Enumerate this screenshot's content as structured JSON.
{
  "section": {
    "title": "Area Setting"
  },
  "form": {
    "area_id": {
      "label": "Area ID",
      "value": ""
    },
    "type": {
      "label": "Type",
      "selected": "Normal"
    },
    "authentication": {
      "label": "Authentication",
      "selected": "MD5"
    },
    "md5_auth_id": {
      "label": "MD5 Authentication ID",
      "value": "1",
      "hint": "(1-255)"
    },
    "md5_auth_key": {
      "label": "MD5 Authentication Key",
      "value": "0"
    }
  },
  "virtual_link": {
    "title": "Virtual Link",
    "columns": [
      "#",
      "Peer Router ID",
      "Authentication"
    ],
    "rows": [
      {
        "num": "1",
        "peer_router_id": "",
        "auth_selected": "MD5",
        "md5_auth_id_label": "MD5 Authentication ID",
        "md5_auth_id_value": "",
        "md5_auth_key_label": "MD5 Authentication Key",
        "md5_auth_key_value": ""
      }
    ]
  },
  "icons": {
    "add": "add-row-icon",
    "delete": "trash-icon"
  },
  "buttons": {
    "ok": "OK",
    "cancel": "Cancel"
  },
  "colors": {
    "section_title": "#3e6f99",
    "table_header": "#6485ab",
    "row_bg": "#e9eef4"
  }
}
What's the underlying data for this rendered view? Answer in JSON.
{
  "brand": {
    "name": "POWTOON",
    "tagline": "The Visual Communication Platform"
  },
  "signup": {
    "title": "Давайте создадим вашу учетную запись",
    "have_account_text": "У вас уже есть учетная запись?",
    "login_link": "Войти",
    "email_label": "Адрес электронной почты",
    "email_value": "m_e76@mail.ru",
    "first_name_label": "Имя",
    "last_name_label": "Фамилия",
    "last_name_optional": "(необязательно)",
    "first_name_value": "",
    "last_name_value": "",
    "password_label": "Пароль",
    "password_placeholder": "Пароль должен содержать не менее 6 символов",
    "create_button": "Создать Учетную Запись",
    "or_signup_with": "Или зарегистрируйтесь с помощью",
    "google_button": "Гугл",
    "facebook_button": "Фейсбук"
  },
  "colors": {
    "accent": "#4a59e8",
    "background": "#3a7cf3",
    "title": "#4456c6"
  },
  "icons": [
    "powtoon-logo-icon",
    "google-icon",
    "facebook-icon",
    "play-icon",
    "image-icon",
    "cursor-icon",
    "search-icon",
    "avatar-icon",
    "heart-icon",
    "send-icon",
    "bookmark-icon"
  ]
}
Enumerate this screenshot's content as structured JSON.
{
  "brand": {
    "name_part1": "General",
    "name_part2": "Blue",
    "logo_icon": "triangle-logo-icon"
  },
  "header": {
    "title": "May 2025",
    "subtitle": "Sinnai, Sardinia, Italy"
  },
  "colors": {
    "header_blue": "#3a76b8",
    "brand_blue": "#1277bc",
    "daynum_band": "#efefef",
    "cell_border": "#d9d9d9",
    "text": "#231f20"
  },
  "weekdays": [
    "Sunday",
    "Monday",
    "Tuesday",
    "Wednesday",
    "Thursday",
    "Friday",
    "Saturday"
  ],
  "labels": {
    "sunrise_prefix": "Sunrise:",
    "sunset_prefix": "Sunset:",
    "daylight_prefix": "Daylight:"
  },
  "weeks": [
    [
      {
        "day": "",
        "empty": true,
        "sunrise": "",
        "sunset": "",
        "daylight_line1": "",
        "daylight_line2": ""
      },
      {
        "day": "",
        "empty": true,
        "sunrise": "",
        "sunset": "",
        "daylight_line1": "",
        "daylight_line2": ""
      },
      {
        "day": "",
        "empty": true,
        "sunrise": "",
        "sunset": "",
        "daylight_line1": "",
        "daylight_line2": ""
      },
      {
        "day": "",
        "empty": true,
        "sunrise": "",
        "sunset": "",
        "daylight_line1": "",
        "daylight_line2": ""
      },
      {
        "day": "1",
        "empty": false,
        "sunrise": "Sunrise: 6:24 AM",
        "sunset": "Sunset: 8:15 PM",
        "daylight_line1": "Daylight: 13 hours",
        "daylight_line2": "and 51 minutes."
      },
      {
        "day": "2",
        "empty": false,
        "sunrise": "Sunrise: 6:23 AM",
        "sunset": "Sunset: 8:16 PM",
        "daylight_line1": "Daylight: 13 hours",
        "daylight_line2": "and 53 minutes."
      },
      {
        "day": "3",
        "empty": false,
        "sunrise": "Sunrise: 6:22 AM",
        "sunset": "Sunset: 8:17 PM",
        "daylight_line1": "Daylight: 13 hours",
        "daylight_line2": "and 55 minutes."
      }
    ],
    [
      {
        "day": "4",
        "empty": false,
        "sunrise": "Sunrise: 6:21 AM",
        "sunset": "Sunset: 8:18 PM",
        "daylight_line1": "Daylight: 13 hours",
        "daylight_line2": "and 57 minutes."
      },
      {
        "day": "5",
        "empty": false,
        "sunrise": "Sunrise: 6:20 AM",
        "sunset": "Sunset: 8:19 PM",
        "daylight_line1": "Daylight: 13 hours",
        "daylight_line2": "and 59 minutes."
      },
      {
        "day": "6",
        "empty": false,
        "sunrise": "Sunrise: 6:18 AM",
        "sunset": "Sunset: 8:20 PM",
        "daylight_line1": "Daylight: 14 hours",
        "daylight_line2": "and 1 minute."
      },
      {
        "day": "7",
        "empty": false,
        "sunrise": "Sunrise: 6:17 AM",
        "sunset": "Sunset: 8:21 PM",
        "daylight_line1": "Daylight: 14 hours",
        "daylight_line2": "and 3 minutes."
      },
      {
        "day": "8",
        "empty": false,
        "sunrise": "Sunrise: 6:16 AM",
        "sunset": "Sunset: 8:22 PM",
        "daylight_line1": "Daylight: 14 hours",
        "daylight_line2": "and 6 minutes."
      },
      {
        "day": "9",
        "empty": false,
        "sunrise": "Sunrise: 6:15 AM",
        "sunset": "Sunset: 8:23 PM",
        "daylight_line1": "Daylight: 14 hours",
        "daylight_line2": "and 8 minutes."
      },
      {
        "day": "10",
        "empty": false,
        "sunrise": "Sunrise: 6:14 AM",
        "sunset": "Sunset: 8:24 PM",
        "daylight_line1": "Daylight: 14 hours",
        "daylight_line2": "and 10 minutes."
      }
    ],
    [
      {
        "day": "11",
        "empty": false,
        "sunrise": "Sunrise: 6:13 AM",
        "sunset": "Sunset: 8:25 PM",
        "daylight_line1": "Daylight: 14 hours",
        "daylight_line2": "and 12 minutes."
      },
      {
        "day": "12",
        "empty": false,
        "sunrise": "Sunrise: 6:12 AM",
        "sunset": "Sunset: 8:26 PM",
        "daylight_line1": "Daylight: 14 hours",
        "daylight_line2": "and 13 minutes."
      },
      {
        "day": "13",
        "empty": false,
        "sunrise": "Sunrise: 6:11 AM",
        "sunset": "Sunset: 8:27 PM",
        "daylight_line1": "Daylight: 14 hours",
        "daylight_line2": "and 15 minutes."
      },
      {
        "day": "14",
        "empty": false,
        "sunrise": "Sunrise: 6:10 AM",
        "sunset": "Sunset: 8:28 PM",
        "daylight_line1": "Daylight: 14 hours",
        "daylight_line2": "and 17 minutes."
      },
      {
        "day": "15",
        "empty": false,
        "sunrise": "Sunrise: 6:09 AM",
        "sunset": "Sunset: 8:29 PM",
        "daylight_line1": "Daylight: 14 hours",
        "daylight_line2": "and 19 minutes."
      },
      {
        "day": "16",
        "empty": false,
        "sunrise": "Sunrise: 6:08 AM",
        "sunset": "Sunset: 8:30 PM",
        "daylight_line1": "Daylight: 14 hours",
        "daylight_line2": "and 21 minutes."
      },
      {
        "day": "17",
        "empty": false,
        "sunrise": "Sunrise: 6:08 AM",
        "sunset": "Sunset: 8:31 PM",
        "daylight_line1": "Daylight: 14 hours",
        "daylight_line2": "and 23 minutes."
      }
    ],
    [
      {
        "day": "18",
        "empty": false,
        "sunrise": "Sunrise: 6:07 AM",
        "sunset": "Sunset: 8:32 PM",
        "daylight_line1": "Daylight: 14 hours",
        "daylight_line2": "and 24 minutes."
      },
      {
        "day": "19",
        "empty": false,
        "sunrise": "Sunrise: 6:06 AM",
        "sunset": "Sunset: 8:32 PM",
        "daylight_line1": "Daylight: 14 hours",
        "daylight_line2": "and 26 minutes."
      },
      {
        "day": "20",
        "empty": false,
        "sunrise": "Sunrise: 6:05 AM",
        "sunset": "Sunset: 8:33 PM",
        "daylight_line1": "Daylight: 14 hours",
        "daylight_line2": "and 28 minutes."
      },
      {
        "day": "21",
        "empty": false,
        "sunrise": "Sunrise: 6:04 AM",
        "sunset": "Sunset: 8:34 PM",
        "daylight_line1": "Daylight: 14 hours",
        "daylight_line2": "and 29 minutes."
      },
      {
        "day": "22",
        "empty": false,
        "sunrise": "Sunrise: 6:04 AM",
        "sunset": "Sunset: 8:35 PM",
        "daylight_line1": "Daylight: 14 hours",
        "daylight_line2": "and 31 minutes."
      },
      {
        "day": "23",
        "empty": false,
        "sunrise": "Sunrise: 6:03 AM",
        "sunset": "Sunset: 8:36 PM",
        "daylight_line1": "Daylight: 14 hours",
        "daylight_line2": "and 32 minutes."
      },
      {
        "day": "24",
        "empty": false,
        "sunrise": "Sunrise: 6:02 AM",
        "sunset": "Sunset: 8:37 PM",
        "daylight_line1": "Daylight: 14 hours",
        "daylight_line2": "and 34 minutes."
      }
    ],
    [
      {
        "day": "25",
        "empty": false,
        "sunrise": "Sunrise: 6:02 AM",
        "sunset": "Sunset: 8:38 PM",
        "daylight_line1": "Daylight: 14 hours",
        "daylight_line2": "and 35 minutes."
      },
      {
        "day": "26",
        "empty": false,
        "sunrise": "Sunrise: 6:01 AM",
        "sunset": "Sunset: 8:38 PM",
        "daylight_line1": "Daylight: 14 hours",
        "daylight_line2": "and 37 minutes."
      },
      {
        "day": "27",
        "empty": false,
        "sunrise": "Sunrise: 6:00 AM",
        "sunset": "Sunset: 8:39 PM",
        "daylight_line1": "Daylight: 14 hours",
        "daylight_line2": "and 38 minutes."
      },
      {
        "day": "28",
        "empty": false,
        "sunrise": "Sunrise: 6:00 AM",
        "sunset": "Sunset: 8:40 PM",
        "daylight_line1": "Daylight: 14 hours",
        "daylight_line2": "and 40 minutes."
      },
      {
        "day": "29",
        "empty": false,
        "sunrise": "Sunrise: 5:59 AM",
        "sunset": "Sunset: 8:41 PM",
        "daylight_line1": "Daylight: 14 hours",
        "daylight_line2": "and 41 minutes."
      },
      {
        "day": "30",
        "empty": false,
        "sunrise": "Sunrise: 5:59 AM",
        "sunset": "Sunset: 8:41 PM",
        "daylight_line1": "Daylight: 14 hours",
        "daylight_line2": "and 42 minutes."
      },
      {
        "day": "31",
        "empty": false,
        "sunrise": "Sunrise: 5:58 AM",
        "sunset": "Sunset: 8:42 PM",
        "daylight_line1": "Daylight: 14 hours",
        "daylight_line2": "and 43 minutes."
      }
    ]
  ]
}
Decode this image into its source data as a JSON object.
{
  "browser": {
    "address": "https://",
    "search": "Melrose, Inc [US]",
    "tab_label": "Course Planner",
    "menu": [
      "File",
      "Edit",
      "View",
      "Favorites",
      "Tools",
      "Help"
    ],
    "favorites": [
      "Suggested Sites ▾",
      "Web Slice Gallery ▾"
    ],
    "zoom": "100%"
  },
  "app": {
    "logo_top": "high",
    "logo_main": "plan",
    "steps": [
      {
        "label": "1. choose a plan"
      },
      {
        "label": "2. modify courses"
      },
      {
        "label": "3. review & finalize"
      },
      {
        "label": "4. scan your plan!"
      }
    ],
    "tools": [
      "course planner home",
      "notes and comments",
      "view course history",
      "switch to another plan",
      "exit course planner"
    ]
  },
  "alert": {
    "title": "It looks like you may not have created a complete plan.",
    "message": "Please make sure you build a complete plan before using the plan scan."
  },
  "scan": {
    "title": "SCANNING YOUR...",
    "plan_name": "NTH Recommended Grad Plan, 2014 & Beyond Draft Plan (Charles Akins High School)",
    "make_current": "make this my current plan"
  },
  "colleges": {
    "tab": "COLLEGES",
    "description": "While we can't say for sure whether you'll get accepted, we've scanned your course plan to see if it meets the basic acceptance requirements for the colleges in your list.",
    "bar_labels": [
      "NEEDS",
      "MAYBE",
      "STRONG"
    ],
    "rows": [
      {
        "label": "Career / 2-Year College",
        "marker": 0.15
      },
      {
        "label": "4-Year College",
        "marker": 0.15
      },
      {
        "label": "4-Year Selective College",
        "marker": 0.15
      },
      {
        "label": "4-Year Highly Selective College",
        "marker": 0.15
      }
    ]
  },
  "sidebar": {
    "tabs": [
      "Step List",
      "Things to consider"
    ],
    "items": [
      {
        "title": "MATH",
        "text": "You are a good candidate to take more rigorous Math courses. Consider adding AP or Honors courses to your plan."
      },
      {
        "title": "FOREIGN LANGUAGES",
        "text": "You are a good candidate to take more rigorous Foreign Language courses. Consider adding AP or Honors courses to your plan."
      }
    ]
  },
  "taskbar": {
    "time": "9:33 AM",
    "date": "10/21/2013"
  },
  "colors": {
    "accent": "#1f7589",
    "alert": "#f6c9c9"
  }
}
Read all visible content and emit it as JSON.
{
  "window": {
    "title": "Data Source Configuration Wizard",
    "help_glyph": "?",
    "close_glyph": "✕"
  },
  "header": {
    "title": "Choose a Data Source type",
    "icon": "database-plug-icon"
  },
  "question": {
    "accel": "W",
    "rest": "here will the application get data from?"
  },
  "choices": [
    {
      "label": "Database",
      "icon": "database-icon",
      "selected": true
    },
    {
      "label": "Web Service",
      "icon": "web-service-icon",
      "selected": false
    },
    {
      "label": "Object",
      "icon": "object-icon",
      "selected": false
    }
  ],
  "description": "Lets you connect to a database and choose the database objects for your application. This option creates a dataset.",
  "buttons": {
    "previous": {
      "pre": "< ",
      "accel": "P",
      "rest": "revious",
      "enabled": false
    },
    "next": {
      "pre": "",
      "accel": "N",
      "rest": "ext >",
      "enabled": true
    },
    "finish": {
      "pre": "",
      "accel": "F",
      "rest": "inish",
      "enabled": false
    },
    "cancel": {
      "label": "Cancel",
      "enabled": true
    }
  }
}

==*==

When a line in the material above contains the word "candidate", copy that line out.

> _WRITTEN ANSWER_
        "text": "You are a good candidate to take more rigorous Math courses. Consider adding AP or Honors courses to your plan."
        "text": "You are a good candidate to take more rigorous Foreign Language courses. Consider adding AP or Honors courses to your plan."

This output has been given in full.